Physicists at the Laboratory for Attosecond Physics, which is jointly run by Ludwig-Maximilians-Universität and the Max Planck Institute of Quantum Optics, have developed a high-power laser system that generates ultrashort pulses of light covering a large share of the mid-infrared spectrum. The researchers envisage a wide range of applications for the technology – in the early diagnosis of cancer, for instance.

Molecules are the building blocks of life. Like all other organisms, we are made of them. They control our biorhythm, and they can also reflect our state of...

Im Focus: Spider silk key to new bone-fixing composite

University of Connecticut researchers have created a biodegradable composite made of silk fibers that can be used to repair broken load-bearing bones without the complications sometimes presented by other materials.

Repairing major load-bearing bones such as those in the leg can be a long and uncomfortable process.

Im Focus: Writing and deleting magnets with lasers

Study published in the journal ACS Applied Materials & Interfaces is the outcome of an international effort that included teams from Dresden and Berlin in Germany, and the US.

Scientists at the Helmholtz-Zentrum Dresden-Rossendorf (HZDR) together with colleagues from the Helmholtz-Zentrum Berlin (HZB) and the University of Virginia...

Im Focus: Gamma-ray flashes from plasma filaments

Novel highly efficient and brilliant gamma-ray source: Based on model calculations, physicists of the Max PIanck Institute for Nuclear Physics in Heidelberg propose a novel method for an efficient high-brilliance gamma-ray source. A giant collimated gamma-ray pulse is generated from the interaction of a dense ultra-relativistic electron beam with a thin solid conductor. Energetic gamma-rays are copiously produced as the electron beam splits into filaments while propagating across the conductor. The resulting gamma-ray energy and flux enable novel experiments in nuclear and fundamental physics.

The typical wavelength of light interacting with an object of the microcosm scales with the size of this object. For atoms, this ranges from visible light to...

All Focus news of the innovation-report >>>

Anzeige

Anzeige

VideoLinks
Industry & Economy
Event News

Invitation to the upcoming "Current Topics in Bioinformatics: Big Data in Genomics and Medicine"

13.04.2018 | Event News

Unique scope of UV LED technologies and applications presented in Berlin: ICULTA-2018

12.04.2018 | Event News

IWOLIA: A conference bringing together German Industrie 4.0 and French Industrie du Futur

09.04.2018 | Event News

 
Latest News

Complete skin regeneration system of fish unraveled

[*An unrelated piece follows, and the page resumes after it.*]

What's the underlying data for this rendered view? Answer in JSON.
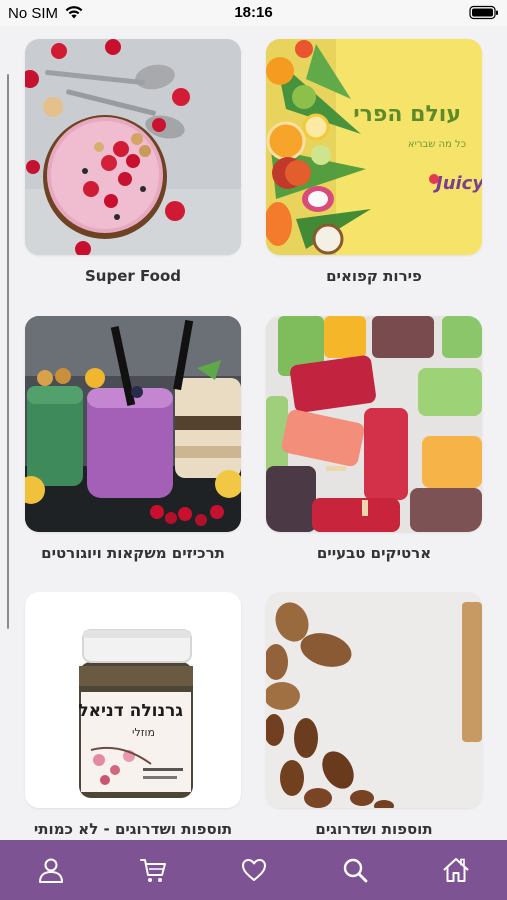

24.04.2018 | Life Sciences

Scientists create innovative new 'green' concrete using graphene

24.04.2018 | Materials Sciences

BAM@Hannover Messe: innovative 3D printing method for space flight

24.04.2018 | Trade Fair News

VideoLinks
Science & Research
Overview of more VideoLinks >>>